> **Exercise brief**
Repeat each line of the material exactly.

> **Materials provided**
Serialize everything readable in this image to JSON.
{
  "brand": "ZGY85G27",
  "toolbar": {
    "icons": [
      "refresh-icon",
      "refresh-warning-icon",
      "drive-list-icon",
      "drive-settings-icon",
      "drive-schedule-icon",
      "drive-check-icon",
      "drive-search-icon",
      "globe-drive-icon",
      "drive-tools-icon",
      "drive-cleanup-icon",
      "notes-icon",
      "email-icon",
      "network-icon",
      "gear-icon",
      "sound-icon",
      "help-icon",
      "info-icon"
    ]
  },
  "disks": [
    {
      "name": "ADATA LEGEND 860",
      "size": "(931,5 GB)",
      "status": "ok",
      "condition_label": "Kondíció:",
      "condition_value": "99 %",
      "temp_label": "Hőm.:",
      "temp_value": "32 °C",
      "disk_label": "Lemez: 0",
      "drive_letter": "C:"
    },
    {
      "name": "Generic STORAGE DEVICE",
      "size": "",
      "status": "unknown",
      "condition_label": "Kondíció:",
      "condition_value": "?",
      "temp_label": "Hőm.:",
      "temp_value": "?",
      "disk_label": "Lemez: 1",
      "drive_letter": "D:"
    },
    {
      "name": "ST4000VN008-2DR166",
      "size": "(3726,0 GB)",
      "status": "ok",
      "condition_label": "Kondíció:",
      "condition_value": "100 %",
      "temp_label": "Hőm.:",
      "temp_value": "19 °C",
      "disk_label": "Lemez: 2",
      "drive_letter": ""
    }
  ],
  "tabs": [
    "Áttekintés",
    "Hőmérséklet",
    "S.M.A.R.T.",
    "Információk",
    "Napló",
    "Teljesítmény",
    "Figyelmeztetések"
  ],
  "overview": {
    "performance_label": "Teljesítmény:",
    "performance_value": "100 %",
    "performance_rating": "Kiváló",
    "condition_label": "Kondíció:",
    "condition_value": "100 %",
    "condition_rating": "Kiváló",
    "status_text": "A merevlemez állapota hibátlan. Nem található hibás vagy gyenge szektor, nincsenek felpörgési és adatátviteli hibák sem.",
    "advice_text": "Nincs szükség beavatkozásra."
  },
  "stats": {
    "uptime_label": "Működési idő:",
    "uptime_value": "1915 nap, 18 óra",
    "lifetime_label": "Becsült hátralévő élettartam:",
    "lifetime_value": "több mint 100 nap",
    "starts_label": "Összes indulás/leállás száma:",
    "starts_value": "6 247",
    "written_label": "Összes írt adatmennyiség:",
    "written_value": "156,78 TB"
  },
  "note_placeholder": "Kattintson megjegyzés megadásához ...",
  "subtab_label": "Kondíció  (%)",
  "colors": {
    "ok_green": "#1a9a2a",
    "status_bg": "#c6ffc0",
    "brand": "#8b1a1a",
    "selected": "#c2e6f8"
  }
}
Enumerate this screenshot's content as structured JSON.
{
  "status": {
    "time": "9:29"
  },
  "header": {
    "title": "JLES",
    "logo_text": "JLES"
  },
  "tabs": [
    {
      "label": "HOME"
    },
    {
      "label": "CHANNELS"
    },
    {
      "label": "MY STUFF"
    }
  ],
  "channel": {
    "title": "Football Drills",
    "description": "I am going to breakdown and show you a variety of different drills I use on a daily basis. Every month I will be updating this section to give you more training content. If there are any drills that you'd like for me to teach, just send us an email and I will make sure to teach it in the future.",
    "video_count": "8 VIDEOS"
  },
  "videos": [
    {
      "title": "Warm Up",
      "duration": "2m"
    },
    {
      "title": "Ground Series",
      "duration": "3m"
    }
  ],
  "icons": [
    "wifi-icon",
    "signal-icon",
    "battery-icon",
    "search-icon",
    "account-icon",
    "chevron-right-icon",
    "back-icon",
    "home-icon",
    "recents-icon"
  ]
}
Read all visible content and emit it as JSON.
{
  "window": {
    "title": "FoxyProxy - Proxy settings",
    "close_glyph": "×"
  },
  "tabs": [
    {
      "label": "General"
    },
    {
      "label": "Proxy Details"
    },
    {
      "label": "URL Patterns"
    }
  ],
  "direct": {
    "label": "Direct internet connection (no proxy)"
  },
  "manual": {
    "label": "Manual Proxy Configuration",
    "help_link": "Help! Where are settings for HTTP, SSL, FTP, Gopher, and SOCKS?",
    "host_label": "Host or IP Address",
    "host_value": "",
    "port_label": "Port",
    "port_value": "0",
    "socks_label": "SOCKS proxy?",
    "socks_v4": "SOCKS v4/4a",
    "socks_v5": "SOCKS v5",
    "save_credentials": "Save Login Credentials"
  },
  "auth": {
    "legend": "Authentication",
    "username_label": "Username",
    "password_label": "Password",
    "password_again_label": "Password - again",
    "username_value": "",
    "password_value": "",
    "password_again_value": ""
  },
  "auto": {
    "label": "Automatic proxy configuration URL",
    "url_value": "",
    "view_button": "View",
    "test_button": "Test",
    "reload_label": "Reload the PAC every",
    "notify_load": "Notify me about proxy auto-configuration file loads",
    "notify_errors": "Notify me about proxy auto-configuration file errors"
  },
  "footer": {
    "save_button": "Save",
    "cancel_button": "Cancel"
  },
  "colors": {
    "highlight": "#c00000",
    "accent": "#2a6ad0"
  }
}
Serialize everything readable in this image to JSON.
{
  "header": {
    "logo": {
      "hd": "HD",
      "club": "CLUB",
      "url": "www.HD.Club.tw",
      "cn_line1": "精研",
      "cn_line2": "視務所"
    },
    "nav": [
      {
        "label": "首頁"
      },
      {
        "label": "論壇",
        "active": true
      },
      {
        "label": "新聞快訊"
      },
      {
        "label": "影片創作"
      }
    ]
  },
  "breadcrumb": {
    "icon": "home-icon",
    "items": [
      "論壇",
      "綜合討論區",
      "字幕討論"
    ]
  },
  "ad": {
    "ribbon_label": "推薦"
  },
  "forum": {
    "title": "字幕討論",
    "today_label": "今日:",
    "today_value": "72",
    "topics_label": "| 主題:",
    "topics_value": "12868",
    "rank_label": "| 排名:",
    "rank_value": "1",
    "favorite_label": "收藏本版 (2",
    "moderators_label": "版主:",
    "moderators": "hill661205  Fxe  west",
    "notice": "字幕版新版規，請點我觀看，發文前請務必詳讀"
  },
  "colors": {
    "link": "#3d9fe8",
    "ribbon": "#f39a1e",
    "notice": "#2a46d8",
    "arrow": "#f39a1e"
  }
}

> **Solution to this task**
Serialize everything readable in this image to JSON.
{
  "brand": "ZGY85G27",
  "toolbar": {
    "icons": [
      "refresh-icon",
      "refresh-warning-icon",
      "drive-list-icon",
      "drive-settings-icon",
      "drive-schedule-icon",
      "drive-check-icon",
      "drive-search-icon",
      "globe-drive-icon",
      "drive-tools-icon",
      "drive-cleanup-icon",
      "notes-icon",
      "email-icon",
      "network-icon",
      "gear-icon",
      "sound-icon",
      "help-icon",
      "info-icon"
    ]
  },
  "disks": [
    {
      "name": "ADATA LEGEND 860",
      "size": "(931,5 GB)",
      "status": "ok",
      "condition_label": "Kondíció:",
      "condition_value": "99 %",
      "temp_label": "Hőm.:",
      "temp_value": "32 °C",
      "disk_label": "Lemez: 0",
      "drive_letter": "C:"
    },
    {
      "name": "Generic STORAGE DEVICE",
      "size": "",
      "status": "unknown",
      "condition_label": "Kondíció:",
      "condition_value": "?",
      "temp_label": "Hőm.:",
      "temp_value": "?",
      "disk_label": "Lemez: 1",
      "drive_letter": "D:"
    },
    {
      "name": "ST4000VN008-2DR166",
      "size": "(3726,0 GB)",
      "status": "ok",
      "condition_label": "Kondíció:",
      "condition_value": "100 %",
      "temp_label": "Hőm.:",
      "temp_value": "19 °C",
      "disk_label": "Lemez: 2",
      "drive_letter": ""
    }
  ],
  "tabs": [
    "Áttekintés",
    "Hőmérséklet",
    "S.M.A.R.T.",
    "Információk",
    "Napló",
    "Teljesítmény",
    "Figyelmeztetések"
  ],
  "overview": {
    "performance_label": "Teljesítmény:",
    "performance_value": "100 %",
    "performance_rating": "Kiváló",
    "condition_label": "Kondíció:",
    "condition_value": "100 %",
    "condition_rating": "Kiváló",
    "status_text": "A merevlemez állapota hibátlan. Nem található hibás vagy gyenge szektor, nincsenek felpörgési és adatátviteli hibák sem.",
    "advice_text": "Nincs szükség beavatkozásra."
  },
  "stats": {
    "uptime_label": "Működési idő:",
    "uptime_value": "1915 nap, 18 óra",
    "lifetime_label": "Becsült hátralévő élettartam:",
    "lifetime_value": "több mint 100 nap",
    "starts_label": "Összes indulás/leállás száma:",
    "starts_value": "6 247",
    "written_label": "Összes írt adatmennyiség:",
    "written_value": "156,78 TB"
  },
  "note_placeholder": "Kattintson megjegyzés megadásához ...",
  "subtab_label": "Kondíció  (%)",
  "colors": {
    "ok_green": "#1a9a2a",
    "status_bg": "#c6ffc0",
    "brand": "#8b1a1a",
    "selected": "#c2e6f8"
  }
}
Enumerate this screenshot's content as structured JSON.
{
  "status": {
    "time": "9:29"
  },
  "header": {
    "title": "JLES",
    "logo_text": "JLES"
  },
  "tabs": [
    {
      "label": "HOME"
    },
    {
      "label": "CHANNELS"
    },
    {
      "label": "MY STUFF"
    }
  ],
  "channel": {
    "title": "Football Drills",
    "description": "I am going to breakdown and show you a variety of different drills I use on a daily basis. Every month I will be updating this section to give you more training content. If there are any drills that you'd like for me to teach, just send us an email and I will make sure to teach it in the future.",
    "video_count": "8 VIDEOS"
  },
  "videos": [
    {
      "title": "Warm Up",
      "duration": "2m"
    },
    {
      "title": "Ground Series",
      "duration": "3m"
    }
  ],
  "icons": [
    "wifi-icon",
    "signal-icon",
    "battery-icon",
    "search-icon",
    "account-icon",
    "chevron-right-icon",
    "back-icon",
    "home-icon",
    "recents-icon"
  ]
}
Read all visible content and emit it as JSON.
{
  "window": {
    "title": "FoxyProxy - Proxy settings",
    "close_glyph": "×"
  },
  "tabs": [
    {
      "label": "General"
    },
    {
      "label": "Proxy Details"
    },
    {
      "label": "URL Patterns"
    }
  ],
  "direct": {
    "label": "Direct internet connection (no proxy)"
  },
  "manual": {
    "label": "Manual Proxy Configuration",
    "help_link": "Help! Where are settings for HTTP, SSL, FTP, Gopher, and SOCKS?",
    "host_label": "Host or IP Address",
    "host_value": "",
    "port_label": "Port",
    "port_value": "0",
    "socks_label": "SOCKS proxy?",
    "socks_v4": "SOCKS v4/4a",
    "socks_v5": "SOCKS v5",
    "save_credentials": "Save Login Credentials"
  },
  "auth": {
    "legend": "Authentication",
    "username_label": "Username",
    "password_label": "Password",
    "password_again_label": "Password - again",
    "username_value": "",
    "password_value": "",
    "password_again_value": ""
  },
  "auto": {
    "label": "Automatic proxy configuration URL",
    "url_value": "",
    "view_button": "View",
    "test_button": "Test",
    "reload_label": "Reload the PAC every",
    "notify_load": "Notify me about proxy auto-configuration file loads",
    "notify_errors": "Notify me about proxy auto-configuration file errors"
  },
  "footer": {
    "save_button": "Save",
    "cancel_button": "Cancel"
  },
  "colors": {
    "highlight": "#c00000",
    "accent": "#2a6ad0"
  }
}
Serialize everything readable in this image to JSON.
{
  "header": {
    "logo": {
      "hd": "HD",
      "club": "CLUB",
      "url": "www.HD.Club.tw",
      "cn_line1": "精研",
      "cn_line2": "視務所"
    },
    "nav": [
      {
        "label": "首頁"
      },
      {
        "label": "論壇",
        "active": true
      },
      {
        "label": "新聞快訊"
      },
      {
        "label": "影片創作"
      }
    ]
  },
  "breadcrumb": {
    "icon": "home-icon",
    "items": [
      "論壇",
      "綜合討論區",
      "字幕討論"
    ]
  },
  "ad": {
    "ribbon_label": "推薦"
  },
  "forum": {
    "title": "字幕討論",
    "today_label": "今日:",
    "today_value": "72",
    "topics_label": "| 主題:",
    "topics_value": "12868",
    "rank_label": "| 排名:",
    "rank_value": "1",
    "favorite_label": "收藏本版 (2",
    "moderators_label": "版主:",
    "moderators": "hill661205  Fxe  west",
    "notice": "字幕版新版規，請點我觀看，發文前請務必詳讀"
  },
  "colors": {
    "link": "#3d9fe8",
    "ribbon": "#f39a1e",
    "notice": "#2a46d8",
    "arrow": "#f39a1e"
  }
}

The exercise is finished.